Academics have been given an unprecedented opportunity to influence how computing is taught in schools, thanks to plans to revamp Higher computing by 2014 and the introduction of Curriculum for Excellence.
University computer scientists are urging their colleagues to seize the chance with both hands since the higher education sector has led criticism of schools' computer studies courses for being irrelevant, boring and responsible for turning youngsters off the subject.
In 2007, they blamed schools for a halving in the number of students over five years who chose to study computer science at university, leading to a dearth of expertise in the Scottish computing industry (TESS, September 14, 2007).
The Scottish Qualifications Authority, however, is now planning a "complete rewrite" of the Higher computing course, and universities have been asked to feed into the process.
The SQA is also hoping to launch a qualification in computer games development next year which teachers are optimistic will help to reignite pupils' interest in the subject (see panel).
Alan Bundy, a professor at Edinburgh University's School of Informatics, said: "A few years ago, getting a computing qualification was considered a negative qualification for computer science degrees. This got a bit worse with the recent emphasis on ICT skills. These, of course, are important but it's like the difference between being able to drive and understanding how your car works."
Professor Bundy is now optimistic, however. "Everybody agrees on the underlying principles of Curriculum for Excellence but it has not been populated with teaching plans," he said. "Some teachers are feeling a bit at sea and would like help in realising this ambitious proposal. Universities have an unparalleled opportunity to provide some of these materials in a way we think the subject should be taught."
A new Higher course would be a "really important" development and could become a prerequisite for entry into computer science courses, said Judy Robertson, a senior lecturer in computer science at Heriot-Watt University in Edinburgh.
"At the moment, because the qualification is out of date, we don't insist on Higher computing and opt for maths instead," she said.
Professor Bundy has outlined his plans to the Scottish Government, identifying the key "nuggets of knowledge" pupils need to advance in computer science, which could be a starting point for the new Higher.
Beginning in pre-school and P1, children should acquire "the confidence and pleasure of playing with a computer", his report says. They should also be introduced to email, the internet, word-processing and games.
By the end of secondary, they should understand:

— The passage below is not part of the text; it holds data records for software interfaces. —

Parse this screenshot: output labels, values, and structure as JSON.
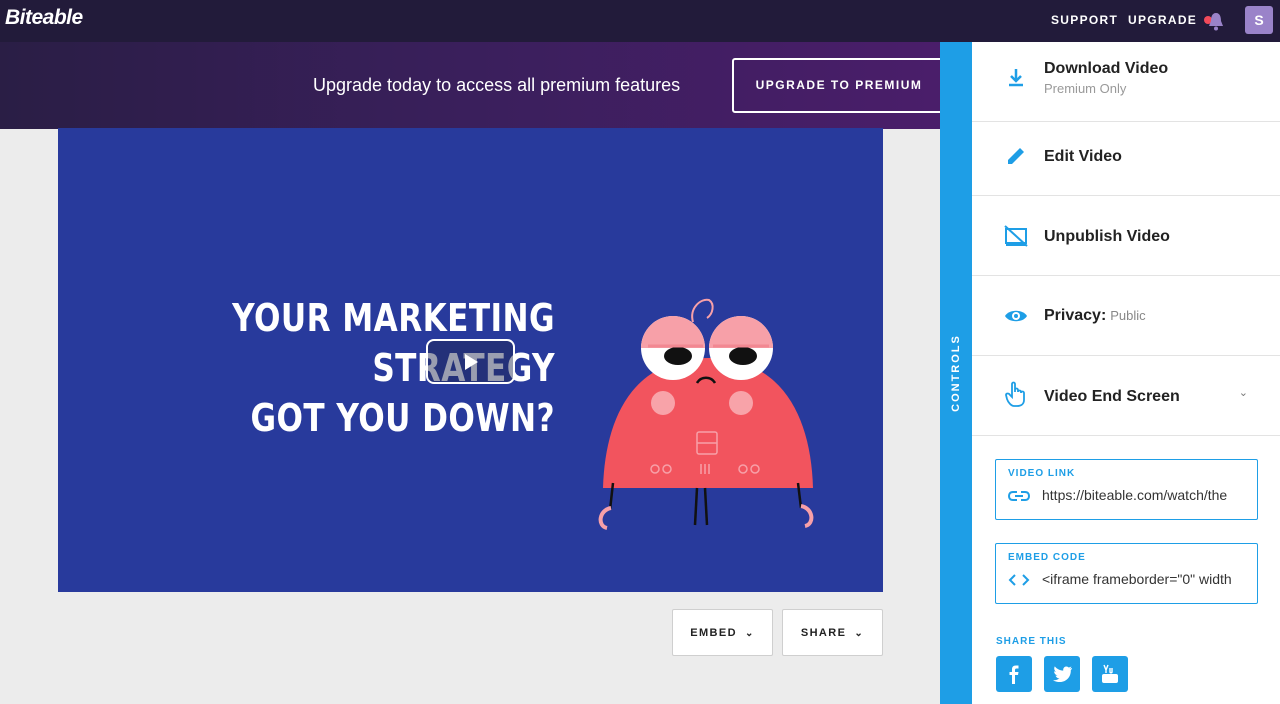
{
  "app": {
    "logo": "Biteable"
  },
  "nav": {
    "support": "SUPPORT",
    "upgrade": "UPGRADE",
    "avatar_initial": "S"
  },
  "banner": {
    "text": "Upgrade today to access all premium features",
    "button": "UPGRADE TO PREMIUM"
  },
  "video": {
    "headline_line1": "YOUR MARKETING STRATEGY",
    "headline_line2": "GOT YOU DOWN?",
    "background_color": "#283a9c"
  },
  "actions": {
    "embed": "EMBED",
    "share": "SHARE"
  },
  "controls": {
    "tab_label": "CONTROLS",
    "items": [
      {
        "title": "Download Video",
        "subtitle": "Premium Only",
        "icon": "download-icon"
      },
      {
        "title": "Edit Video",
        "icon": "pencil-icon"
      },
      {
        "title": "Unpublish Video",
        "icon": "unpublish-icon"
      },
      {
        "title": "Privacy:",
        "value": "Public",
        "icon": "eye-icon"
      },
      {
        "title": "Video End Screen",
        "icon": "pointer-hand-icon"
      }
    ],
    "video_link": {
      "label": "VIDEO LINK",
      "value": "https://biteable.com/watch/the"
    },
    "embed_code": {
      "label": "EMBED CODE",
      "value": "<iframe frameborder=\"0\" width"
    },
    "share_label": "SHARE THIS",
    "social": [
      "facebook-icon",
      "twitter-icon",
      "youtube-icon"
    ]
  },
  "colors": {
    "accent": "#1e9ee6",
    "topbar": "#221b3a",
    "monster": "#f2545e"
  }
}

- the need for computer security and approaches to improving it, such as good passwords, encryption, security protocols, etc;
- how computer programs can be used to model natural, artificial and unreal situations;
- the structure of the internet, both at hardware and software levels;
- the concept of an algorithm through examples such as sorting, searching, shortest path, etc; and that one algorithm can be more efficient than another;
- programming concepts such as branching, loops, recursion, sub-routine, co-routining, and hypertext links;
- philosophical issues involved in artificial intelligence.
On top of their games
When the number of pupils opting to study computing began dropping at Forrester High in Edinburgh, Julie Mclaren turned to her pupils for advice about how to reignite interest in the subject.
The National Progression Award in computer game development, which she hopes will be taught in schools from August, is the result.
The qualification spans SCQF levels 4-6, plugging the gap between the new Curriculum for Excellence outcomes and experiences in technology, which require pupils at levels 1-3 to experience computer games development, and the planned Higher National Certificate in the subject.
Ms Mclaren, now principal teacher of computing and business education at Madras College in St Andrews, said: "There will be a perception the qualification is about playing games, but it's about planning, designing, video-editing, animation, teamwork, giving constructive feedback and creating their game.
"We have one of the largest gaming industries in Europe, but falling numbers studying computing."
There are more than 50 computer game firms in Scotland, including Rockstar North which created Grand Theft Auto, a role-playing game in which players aim to rise through the ranks of the criminal underworld.